According to the Hollywood Reporter, Chubby Checker (nee Ernest Evans) sued HP last year for trademark infringement when the app, which allowed users to estimate their penis size by entering their shoe size, first came out.
In response, Hewlett Packard claimed the Chubby Checker was designed and named by a third party, and the company didn’t bear any liability for merely hosting it on their app store. They also claimed they removed the app from their store as soon as Checker complained, months before the lawsuit was filed.
Apparently, however, this story has ended just as well as any penis-measuring app trademark dispute could have: The two parties have settled out of court, with Hewlett Packard agreeing not to use any of Checker’s established trademarks. (The terms of the settlement have not been revealed, as is often the case with these types of high-profile legal disputes).
So now that Checker and HP have reached something of a detente, what can we learn from this dispute? Well, A) That Checker, the artist behind the 1960 hit “The Twist,” is actually still alive—he is, and looking better at 72 than I do at 25, I’d say—and B) That HP could’ve saved themselves a great deal of money and legal headaches if they’d just named the app the “Willie Nelson” and called it a day.

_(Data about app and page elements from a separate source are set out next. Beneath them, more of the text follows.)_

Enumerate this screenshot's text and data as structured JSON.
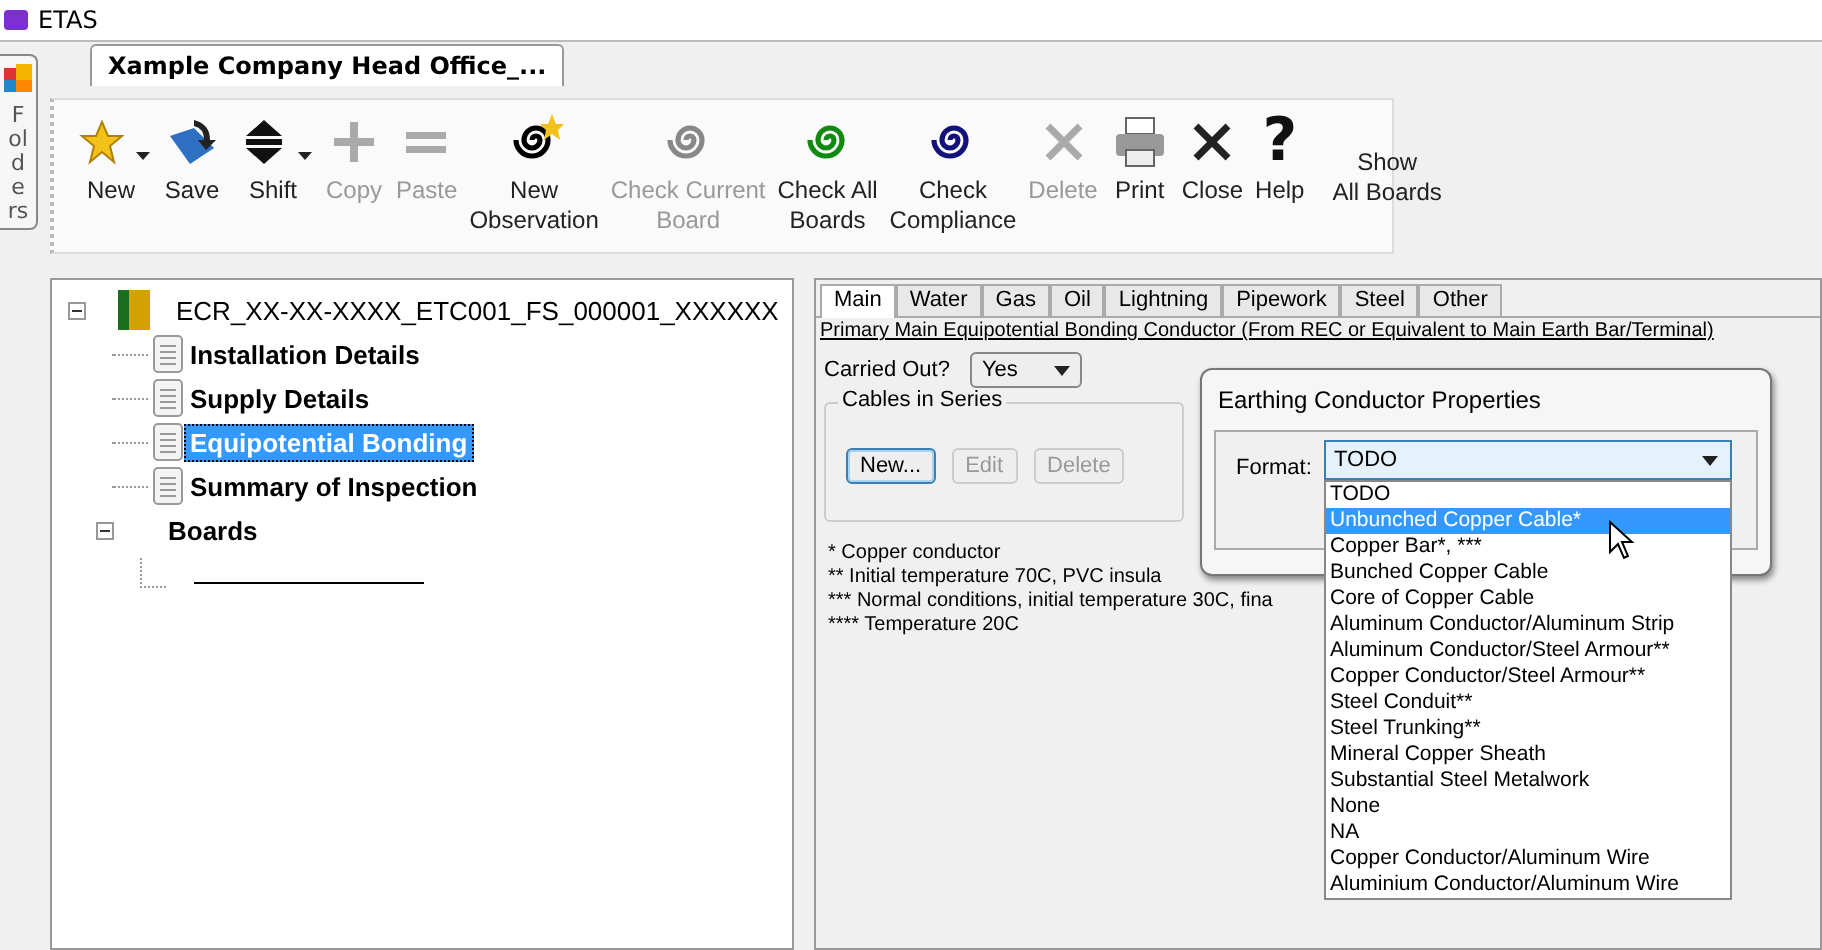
{
  "window": {
    "title": "ETAS"
  },
  "side_strip": {
    "label": "Folders"
  },
  "document_tab": {
    "label": "Xample Company Head Office_...",
    "selected": true
  },
  "toolbar": [
    {
      "label": "New",
      "disabled": false,
      "dropdown": true
    },
    {
      "label": "Save",
      "disabled": false,
      "dropdown": false
    },
    {
      "label": "Shift",
      "disabled": false,
      "dropdown": true
    },
    {
      "label": "Copy",
      "disabled": true,
      "dropdown": false
    },
    {
      "label": "Paste",
      "disabled": true,
      "dropdown": false
    },
    {
      "label": "New\nObservation",
      "disabled": false,
      "dropdown": false
    },
    {
      "label": "Check Current\nBoard",
      "disabled": true,
      "dropdown": false
    },
    {
      "label": "Check All\nBoards",
      "disabled": false,
      "dropdown": false
    },
    {
      "label": "Check\nCompliance",
      "disabled": false,
      "dropdown": false
    },
    {
      "label": "Delete",
      "disabled": true,
      "dropdown": false
    },
    {
      "label": "Print",
      "disabled": false,
      "dropdown": false
    },
    {
      "label": "Close",
      "disabled": false,
      "dropdown": false
    },
    {
      "label": "Help",
      "disabled": false,
      "dropdown": false,
      "glyph": "?"
    }
  ],
  "show_all_boards": {
    "label": "Show\nAll Boards"
  },
  "tree": {
    "label": "ECR_XX-XX-XXXX_ETC001_FS_000001_XXXXXX",
    "expanded": true,
    "selected": false,
    "children": [
      {
        "label": "Installation Details",
        "selected": false
      },
      {
        "label": "Supply Details",
        "selected": false
      },
      {
        "label": "Equipotential Bonding",
        "selected": true
      },
      {
        "label": "Summary of Inspection",
        "selected": false
      },
      {
        "label": "Boards",
        "selected": false,
        "expanded": true,
        "kind": "group"
      }
    ]
  },
  "tabs": [
    {
      "label": "Main",
      "selected": true
    },
    {
      "label": "Water",
      "selected": false
    },
    {
      "label": "Gas",
      "selected": false
    },
    {
      "label": "Oil",
      "selected": false
    },
    {
      "label": "Lightning",
      "selected": false
    },
    {
      "label": "Pipework",
      "selected": false
    },
    {
      "label": "Steel",
      "selected": false
    },
    {
      "label": "Other",
      "selected": false
    }
  ],
  "section_title": "Primary Main Equipotential Bonding Conductor (From REC or Equivalent to Main Earth Bar/Terminal)",
  "carried_out": {
    "label": "Carried Out?",
    "value": "Yes"
  },
  "cables": {
    "title": "Cables in Series",
    "buttons": [
      {
        "label": "New...",
        "disabled": false
      },
      {
        "label": "Edit",
        "disabled": true
      },
      {
        "label": "Delete",
        "disabled": true
      }
    ]
  },
  "footnotes": [
    "* Copper conductor",
    "** Initial temperature 70C, PVC insula",
    "*** Normal conditions, initial temperature 30C, fina",
    "**** Temperature 20C"
  ],
  "dialog": {
    "title": "Earthing Conductor Properties",
    "format_label": "Format:",
    "format_value": "TODO",
    "options": [
      {
        "label": "TODO",
        "selected": false
      },
      {
        "label": "Unbunched Copper Cable*",
        "selected": true
      },
      {
        "label": "Copper Bar*, ***",
        "selected": false
      },
      {
        "label": "Bunched Copper Cable",
        "selected": false
      },
      {
        "label": "Core of Copper Cable",
        "selected": false
      },
      {
        "label": "Aluminum Conductor/Aluminum Strip",
        "selected": false
      },
      {
        "label": "Aluminum Conductor/Steel Armour**",
        "selected": false
      },
      {
        "label": "Copper Conductor/Steel Armour**",
        "selected": false
      },
      {
        "label": "Steel Conduit**",
        "selected": false
      },
      {
        "label": "Steel Trunking**",
        "selected": false
      },
      {
        "label": "Mineral Copper Sheath",
        "selected": false
      },
      {
        "label": "Substantial Steel Metalwork",
        "selected": false
      },
      {
        "label": "None",
        "selected": false
      },
      {
        "label": "NA",
        "selected": false
      },
      {
        "label": "Copper Conductor/Aluminum Wire",
        "selected": false
      },
      {
        "label": "Aluminium Conductor/Aluminum Wire",
        "selected": false
      }
    ]
  }
}
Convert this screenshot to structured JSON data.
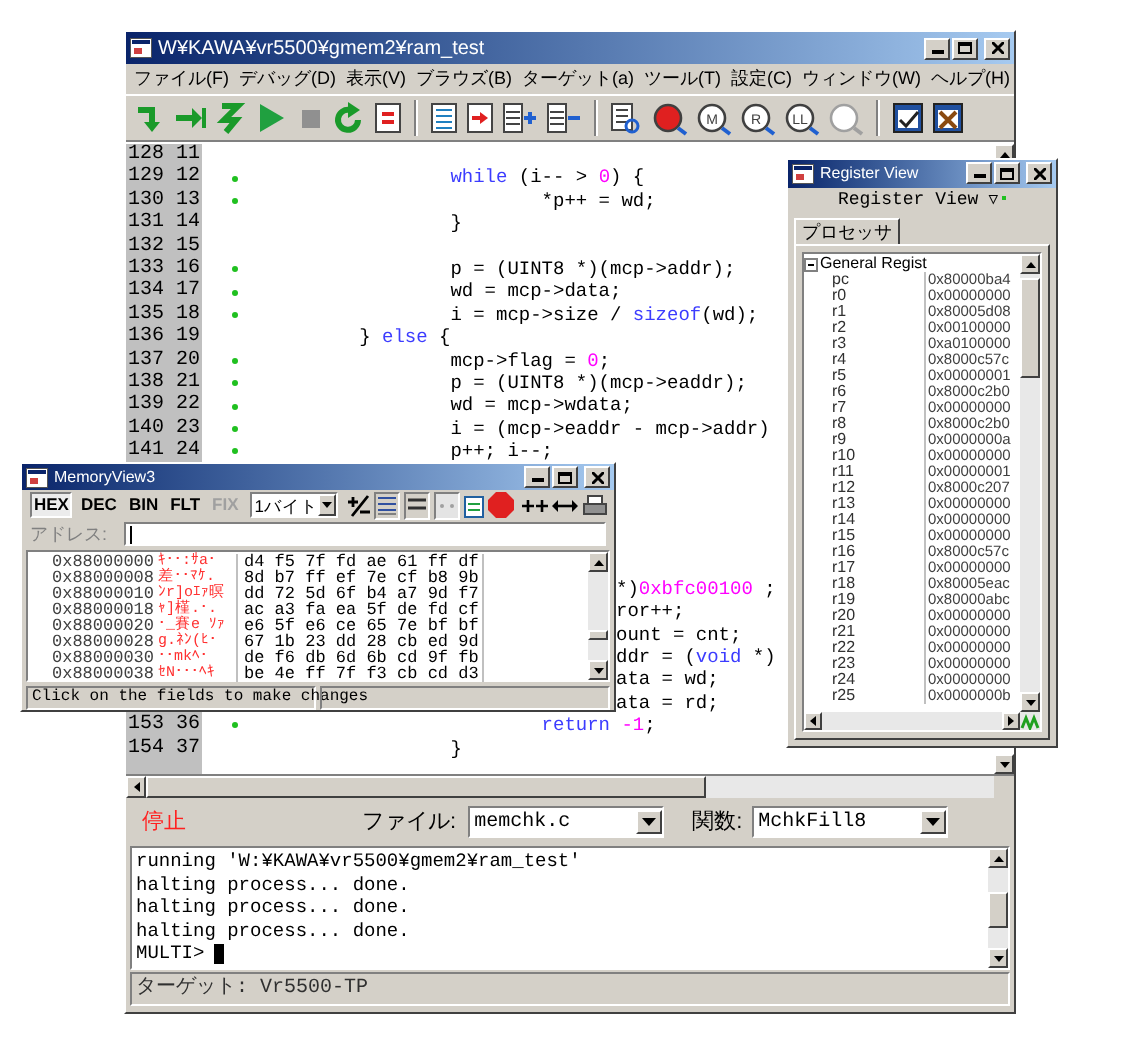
{
  "main_window": {
    "title": "W¥KAWA¥vr5500¥gmem2¥ram_test"
  },
  "menu": [
    "ファイル(F)",
    "デバッグ(D)",
    "表示(V)",
    "ブラウズ(B)",
    "ターゲット(a)",
    "ツール(T)",
    "設定(C)",
    "ウィンドウ(W)",
    "ヘルプ(H)"
  ],
  "toolbar": [
    {
      "kind": "step"
    },
    {
      "kind": "next"
    },
    {
      "kind": "jump"
    },
    {
      "kind": "run"
    },
    {
      "kind": "halt"
    },
    {
      "kind": "restart"
    },
    {
      "kind": "reload"
    },
    {
      "kind": "separator"
    },
    {
      "kind": "list"
    },
    {
      "kind": "goto"
    },
    {
      "kind": "add-lines"
    },
    {
      "kind": "remove-lines"
    },
    {
      "kind": "separator"
    },
    {
      "kind": "browse"
    },
    {
      "kind": "red-magnifier"
    },
    {
      "kind": "magnifier",
      "label": "M",
      "disabled": false
    },
    {
      "kind": "magnifier",
      "label": "R",
      "disabled": false
    },
    {
      "kind": "magnifier",
      "label": "LL",
      "disabled": false
    },
    {
      "kind": "magnifier",
      "disabled": true
    },
    {
      "kind": "separator"
    },
    {
      "kind": "check-window"
    },
    {
      "kind": "tools-window"
    }
  ],
  "source": {
    "lines": [
      {
        "number": "128 11",
        "executable": false
      },
      {
        "number": "129 12",
        "executable": true,
        "kind": "inner",
        "code": [
          {
            "kind": "keyword",
            "text": "while"
          },
          {
            "kind": "plain",
            "text": " (i-- > "
          },
          {
            "kind": "number",
            "text": "0"
          },
          {
            "kind": "plain",
            "text": ") {"
          }
        ]
      },
      {
        "number": "130 13",
        "executable": true,
        "kind": "deep",
        "code": [
          {
            "kind": "plain",
            "text": "*p++ = wd;"
          }
        ]
      },
      {
        "number": "131 14",
        "executable": false,
        "kind": "inner",
        "code": [
          {
            "kind": "plain",
            "text": "}"
          }
        ]
      },
      {
        "number": "132 15",
        "executable": false
      },
      {
        "number": "133 16",
        "executable": true,
        "kind": "inner",
        "code": [
          {
            "kind": "plain",
            "text": "p = (UINT8 *)(mcp->addr);"
          }
        ]
      },
      {
        "number": "134 17",
        "executable": true,
        "kind": "inner",
        "code": [
          {
            "kind": "plain",
            "text": "wd = mcp->data;"
          }
        ]
      },
      {
        "number": "135 18",
        "executable": true,
        "kind": "inner",
        "code": [
          {
            "kind": "plain",
            "text": "i = mcp->size / "
          },
          {
            "kind": "keyword",
            "text": "sizeof"
          },
          {
            "kind": "plain",
            "text": "(wd);"
          }
        ]
      },
      {
        "number": "136 19",
        "executable": false,
        "kind": "outer",
        "code": [
          {
            "kind": "plain",
            "text": "} "
          },
          {
            "kind": "keyword",
            "text": "else"
          },
          {
            "kind": "plain",
            "text": " {"
          }
        ]
      },
      {
        "number": "137 20",
        "executable": true,
        "kind": "inner",
        "code": [
          {
            "kind": "plain",
            "text": "mcp->flag = "
          },
          {
            "kind": "number",
            "text": "0"
          },
          {
            "kind": "plain",
            "text": ";"
          }
        ]
      },
      {
        "number": "138 21",
        "executable": true,
        "kind": "inner",
        "code": [
          {
            "kind": "plain",
            "text": "p = (UINT8 *)(mcp->eaddr);"
          }
        ]
      },
      {
        "number": "139 22",
        "executable": true,
        "kind": "inner",
        "code": [
          {
            "kind": "plain",
            "text": "wd = mcp->wdata;"
          }
        ]
      },
      {
        "number": "140 23",
        "executable": true,
        "kind": "inner",
        "code": [
          {
            "kind": "plain",
            "text": "i = (mcp->eaddr - mcp->addr)"
          }
        ]
      },
      {
        "number": "141 24",
        "executable": true,
        "kind": "inner",
        "code": [
          {
            "kind": "plain",
            "text": "p++; i--;"
          }
        ]
      }
    ],
    "partial_lines": [
      [
        {
          "kind": "plain",
          "text": "*)"
        },
        {
          "kind": "number",
          "text": "0xbfc00100"
        },
        {
          "kind": "plain",
          "text": " ;"
        }
      ],
      [
        {
          "kind": "plain",
          "text": "ror++;"
        }
      ],
      [
        {
          "kind": "plain",
          "text": "ount = cnt;"
        }
      ],
      [
        {
          "kind": "plain",
          "text": "ddr = ("
        },
        {
          "kind": "keyword",
          "text": "void"
        },
        {
          "kind": "plain",
          "text": " *)"
        }
      ],
      [
        {
          "kind": "plain",
          "text": "ata = wd;"
        }
      ],
      [
        {
          "kind": "plain",
          "text": "ata = rd;"
        }
      ]
    ],
    "tail_lines": [
      {
        "number": "153 36",
        "executable": true,
        "kind": "deep",
        "code": [
          {
            "kind": "keyword",
            "text": "return"
          },
          {
            "kind": "number",
            "text": " -1"
          },
          {
            "kind": "plain",
            "text": ";"
          }
        ]
      },
      {
        "number": "154 37",
        "executable": false,
        "kind": "inner",
        "code": [
          {
            "kind": "plain",
            "text": "}"
          }
        ]
      }
    ]
  },
  "controls": {
    "state": "停止",
    "file_label": "ファイル:",
    "file": "memchk.c",
    "function_label": "関数:",
    "function": "MchkFill8"
  },
  "console": {
    "lines": [
      "running 'W:¥KAWA¥vr5500¥gmem2¥ram_test'",
      "halting process... done.",
      "halting process... done.",
      "halting process... done."
    ],
    "prompt": "MULTI>"
  },
  "status_bar": "ターゲット: Vr5500-TP",
  "register_view": {
    "title": "Register View",
    "heading": "Register View",
    "menu_glyph": "▽",
    "tabs": [
      {
        "label": "プロセッサ",
        "selected": true
      }
    ],
    "tree": [
      {
        "label": "General Regist",
        "expanded": true,
        "children": [
          {
            "name": "pc",
            "value": "0x80000ba4"
          },
          {
            "name": "r0",
            "value": "0x00000000"
          },
          {
            "name": "r1",
            "value": "0x80005d08"
          },
          {
            "name": "r2",
            "value": "0x00100000"
          },
          {
            "name": "r3",
            "value": "0xa0100000"
          },
          {
            "name": "r4",
            "value": "0x8000c57c"
          },
          {
            "name": "r5",
            "value": "0x00000001"
          },
          {
            "name": "r6",
            "value": "0x8000c2b0"
          },
          {
            "name": "r7",
            "value": "0x00000000"
          },
          {
            "name": "r8",
            "value": "0x8000c2b0"
          },
          {
            "name": "r9",
            "value": "0x0000000a"
          },
          {
            "name": "r10",
            "value": "0x00000000"
          },
          {
            "name": "r11",
            "value": "0x00000001"
          },
          {
            "name": "r12",
            "value": "0x8000c207"
          },
          {
            "name": "r13",
            "value": "0x00000000"
          },
          {
            "name": "r14",
            "value": "0x00000000"
          },
          {
            "name": "r15",
            "value": "0x00000000"
          },
          {
            "name": "r16",
            "value": "0x8000c57c"
          },
          {
            "name": "r17",
            "value": "0x00000000"
          },
          {
            "name": "r18",
            "value": "0x80005eac"
          },
          {
            "name": "r19",
            "value": "0x80000abc"
          },
          {
            "name": "r20",
            "value": "0x00000000"
          },
          {
            "name": "r21",
            "value": "0x00000000"
          },
          {
            "name": "r22",
            "value": "0x00000000"
          },
          {
            "name": "r23",
            "value": "0x00000000"
          },
          {
            "name": "r24",
            "value": "0x00000000"
          },
          {
            "name": "r25",
            "value": "0x0000000b"
          }
        ]
      }
    ]
  },
  "memory_view": {
    "title": "MemoryView3",
    "formats": [
      {
        "label": "HEX",
        "selected": true,
        "disabled": false
      },
      {
        "label": "DEC",
        "selected": false,
        "disabled": false
      },
      {
        "label": "BIN",
        "selected": false,
        "disabled": false
      },
      {
        "label": "FLT",
        "selected": false,
        "disabled": false
      },
      {
        "label": "FIX",
        "selected": false,
        "disabled": true
      }
    ],
    "unit": "1バイト",
    "address_label": "アドレス:",
    "rows": [
      {
        "address": "0x88000000",
        "ascii": "ｷ･･:ｻa･",
        "bytes": "d4 f5 7f fd ae 61 ff df"
      },
      {
        "address": "0x88000008",
        "ascii": "差･･ﾏｹ.",
        "bytes": "8d b7 ff ef 7e cf b8 9b"
      },
      {
        "address": "0x88000010",
        "ascii": "ﾝr]oｴｧ暝",
        "bytes": "dd 72 5d 6f b4 a7 9d f7"
      },
      {
        "address": "0x88000018",
        "ascii": "ｬ]槿.･.",
        "bytes": "ac a3 fa ea 5f de fd cf"
      },
      {
        "address": "0x88000020",
        "ascii": "･_賽e ｿｧ",
        "bytes": "e6 5f e6 ce 65 7e bf bf"
      },
      {
        "address": "0x88000028",
        "ascii": "g.ﾈﾝ(ﾋ･",
        "bytes": "67 1b 23 dd 28 cb ed 9d"
      },
      {
        "address": "0x88000030",
        "ascii": "･･mkﾍ･",
        "bytes": "de f6 db 6d 6b cd 9f fb"
      },
      {
        "address": "0x88000038",
        "ascii": "ｾN･･･ﾍｷ",
        "bytes": "be 4e ff 7f f3 cb cd d3"
      }
    ],
    "status": "Click on the fields to make changes"
  }
}
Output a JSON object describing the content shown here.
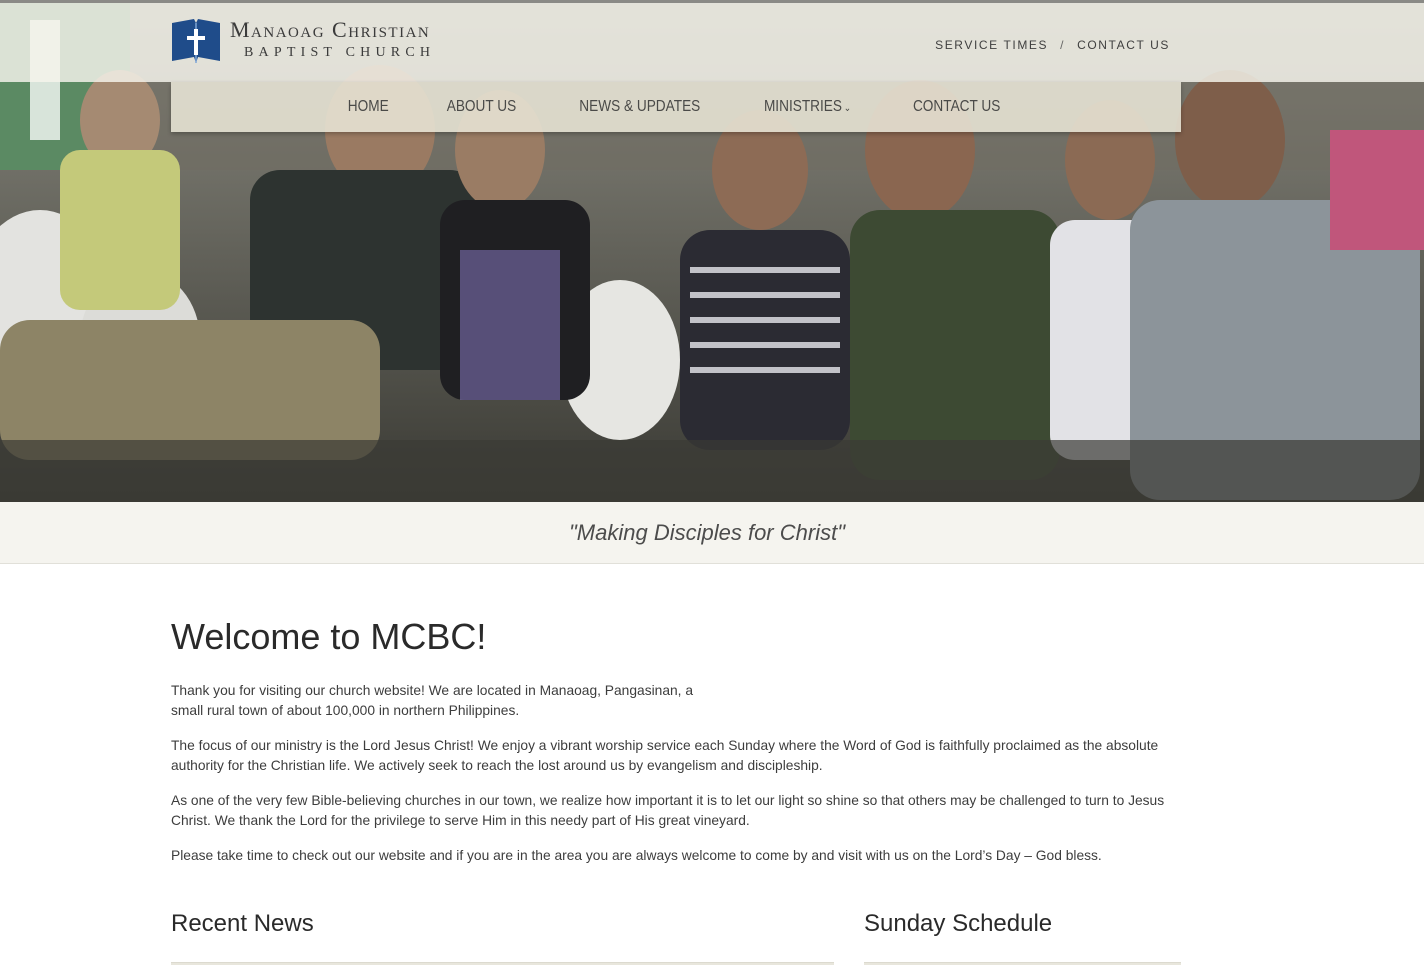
{
  "brand": {
    "name_line1": "Manaoag Christian",
    "name_line2": "BAPTIST CHURCH"
  },
  "utility_nav": {
    "service_times": "SERVICE TIMES",
    "separator": "/",
    "contact": "CONTACT US"
  },
  "main_nav": {
    "items": [
      {
        "label": "HOME"
      },
      {
        "label": "ABOUT US"
      },
      {
        "label": "NEWS & UPDATES"
      },
      {
        "label": "MINISTRIES",
        "dropdown": true
      },
      {
        "label": "CONTACT US"
      }
    ]
  },
  "hero": {
    "image_subject": "congregation seated in white plastic chairs"
  },
  "tagline": "\"Making Disciples for Christ\"",
  "welcome": {
    "title": "Welcome to MCBC!",
    "paragraphs": [
      "Thank you for visiting our church website! We are located in Manaoag, Pangasinan, a small rural town of about 100,000  in northern Philippines.",
      "The focus of our ministry is the Lord Jesus Christ! We enjoy a vibrant worship service each Sunday where the Word of God is faithfully proclaimed as the absolute authority for the Christian life. We actively seek to reach the lost around us by evangelism and discipleship.",
      "As one of the very few Bible-believing churches in our town, we realize how important it is to let our light so shine so that others may be challenged to turn to Jesus Christ. We thank the Lord for the privilege to serve Him in this needy part of His great vineyard.",
      "Please take time to check out our website and if you are in the area you are always welcome to come by and visit with us on the Lord’s Day – God bless."
    ]
  },
  "sections": {
    "recent_news": "Recent News",
    "sunday_schedule": "Sunday Schedule"
  },
  "colors": {
    "logo_blue": "#1f4c8a",
    "nav_bg": "#e8e5d6",
    "tagline_bg": "#f5f4ef",
    "text": "#333333"
  }
}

EJ Dickson is a writer and editor who primarily covers sex, dating, and relationships, with a special focus on the intersection of intimacy and technology. She served as the Daily Dot’s IRL editor from January 2014 to July 2015. Her work has since appeared in the New York Times, Rolling Stone, Mic, Bustle, Romper, and Men’s Health.